Indeed, following the general reasoning of the GC in Zweckverband Tierkörperbeseitigung, the absence of a procurement procedure (despite the fact that it was not required) excludes the possibility to benefit from the presumption set out in the 4th Altmark condition and creates a significant risk of breach of EU State aid rules. From the perspective of the consistency of the procurement system and the effectiveness of the general consensus that the procurement rules "should [not] deal with the liberalisation of services of general economic interest, reserved to public or private entities, or with the privatisation of public entities providing services" [Rec (6) Dir 2014/24] , this is problematic. The increased risks of infringement of State aid rules brings a very important limitation on the contracting authorities' actual freedom to resort to schemes covered by Art 12 of Directive 2014/24 and creates a clear incentive for overcompliance with public procurement rules.
 
Regardless of the benefits that more compliance with procurement rules and public tenders could bring about, the clear limits that EU constitutional rules (and the principle of neutrality of ownership in Art 345 TFEU in particular) create need to be respected and duly acknowldeged.

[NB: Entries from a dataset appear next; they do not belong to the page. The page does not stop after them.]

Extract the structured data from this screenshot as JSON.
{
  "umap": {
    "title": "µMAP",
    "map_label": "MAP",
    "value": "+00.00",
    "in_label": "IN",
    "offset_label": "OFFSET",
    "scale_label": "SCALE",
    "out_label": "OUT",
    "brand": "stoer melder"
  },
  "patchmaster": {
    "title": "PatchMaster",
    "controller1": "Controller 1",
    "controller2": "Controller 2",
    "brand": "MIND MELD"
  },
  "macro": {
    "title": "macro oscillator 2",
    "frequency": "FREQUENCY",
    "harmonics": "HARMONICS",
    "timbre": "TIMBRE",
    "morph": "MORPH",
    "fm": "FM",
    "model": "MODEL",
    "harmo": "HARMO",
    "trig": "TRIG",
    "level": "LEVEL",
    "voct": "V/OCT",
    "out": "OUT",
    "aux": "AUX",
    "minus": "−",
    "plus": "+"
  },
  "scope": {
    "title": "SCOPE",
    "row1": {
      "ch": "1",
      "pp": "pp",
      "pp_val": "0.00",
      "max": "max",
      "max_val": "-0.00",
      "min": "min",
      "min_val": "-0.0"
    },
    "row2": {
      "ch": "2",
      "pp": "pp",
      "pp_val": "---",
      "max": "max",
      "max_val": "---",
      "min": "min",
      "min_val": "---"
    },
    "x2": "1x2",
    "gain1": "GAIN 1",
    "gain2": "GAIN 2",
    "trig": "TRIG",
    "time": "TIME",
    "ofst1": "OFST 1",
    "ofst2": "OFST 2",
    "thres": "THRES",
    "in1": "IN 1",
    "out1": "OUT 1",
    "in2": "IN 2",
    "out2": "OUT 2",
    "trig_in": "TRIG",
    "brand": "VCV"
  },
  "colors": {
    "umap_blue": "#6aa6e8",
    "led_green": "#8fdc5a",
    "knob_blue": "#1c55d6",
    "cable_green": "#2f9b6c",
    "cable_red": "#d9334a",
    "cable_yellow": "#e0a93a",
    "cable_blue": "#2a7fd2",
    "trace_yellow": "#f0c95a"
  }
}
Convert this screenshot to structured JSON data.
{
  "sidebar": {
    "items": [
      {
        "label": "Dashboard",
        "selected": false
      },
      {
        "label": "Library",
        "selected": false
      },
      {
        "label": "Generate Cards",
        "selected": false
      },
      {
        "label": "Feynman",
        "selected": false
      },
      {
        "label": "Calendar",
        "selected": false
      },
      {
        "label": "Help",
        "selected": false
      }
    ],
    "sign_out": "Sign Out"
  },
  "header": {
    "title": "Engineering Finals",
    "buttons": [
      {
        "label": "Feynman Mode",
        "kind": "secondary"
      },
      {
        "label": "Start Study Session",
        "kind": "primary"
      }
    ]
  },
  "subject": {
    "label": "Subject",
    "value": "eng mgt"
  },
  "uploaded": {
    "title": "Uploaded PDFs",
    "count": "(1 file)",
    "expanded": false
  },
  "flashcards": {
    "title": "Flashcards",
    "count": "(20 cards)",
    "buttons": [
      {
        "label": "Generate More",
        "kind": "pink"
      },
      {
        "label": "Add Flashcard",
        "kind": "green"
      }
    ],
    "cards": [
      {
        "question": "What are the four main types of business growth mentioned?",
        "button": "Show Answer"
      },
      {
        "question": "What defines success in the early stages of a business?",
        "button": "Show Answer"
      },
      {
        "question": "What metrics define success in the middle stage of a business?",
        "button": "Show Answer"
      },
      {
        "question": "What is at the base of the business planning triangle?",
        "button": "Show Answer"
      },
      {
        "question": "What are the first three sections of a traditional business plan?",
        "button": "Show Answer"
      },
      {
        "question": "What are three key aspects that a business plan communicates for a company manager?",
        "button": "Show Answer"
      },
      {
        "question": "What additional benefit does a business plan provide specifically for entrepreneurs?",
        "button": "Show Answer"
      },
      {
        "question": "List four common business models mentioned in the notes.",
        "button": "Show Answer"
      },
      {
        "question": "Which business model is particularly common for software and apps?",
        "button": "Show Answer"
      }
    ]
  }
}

Hence the difficulty in coordinating all these sets of provisions in a manner that is respectful with both the split of competences between Member States and the EU, and the effectiveness of EU State aid rules.
 
In my view, the CJEU should use the opportunity to clarify these complicated issues in case the GC's Zweckverband Tierkörperbeseitigung Judgment is further appealed. In the meantime, there are lots of issues that require further thought and, in particular, how to exactly reach the adequate balance in the coordination of both sets of rules.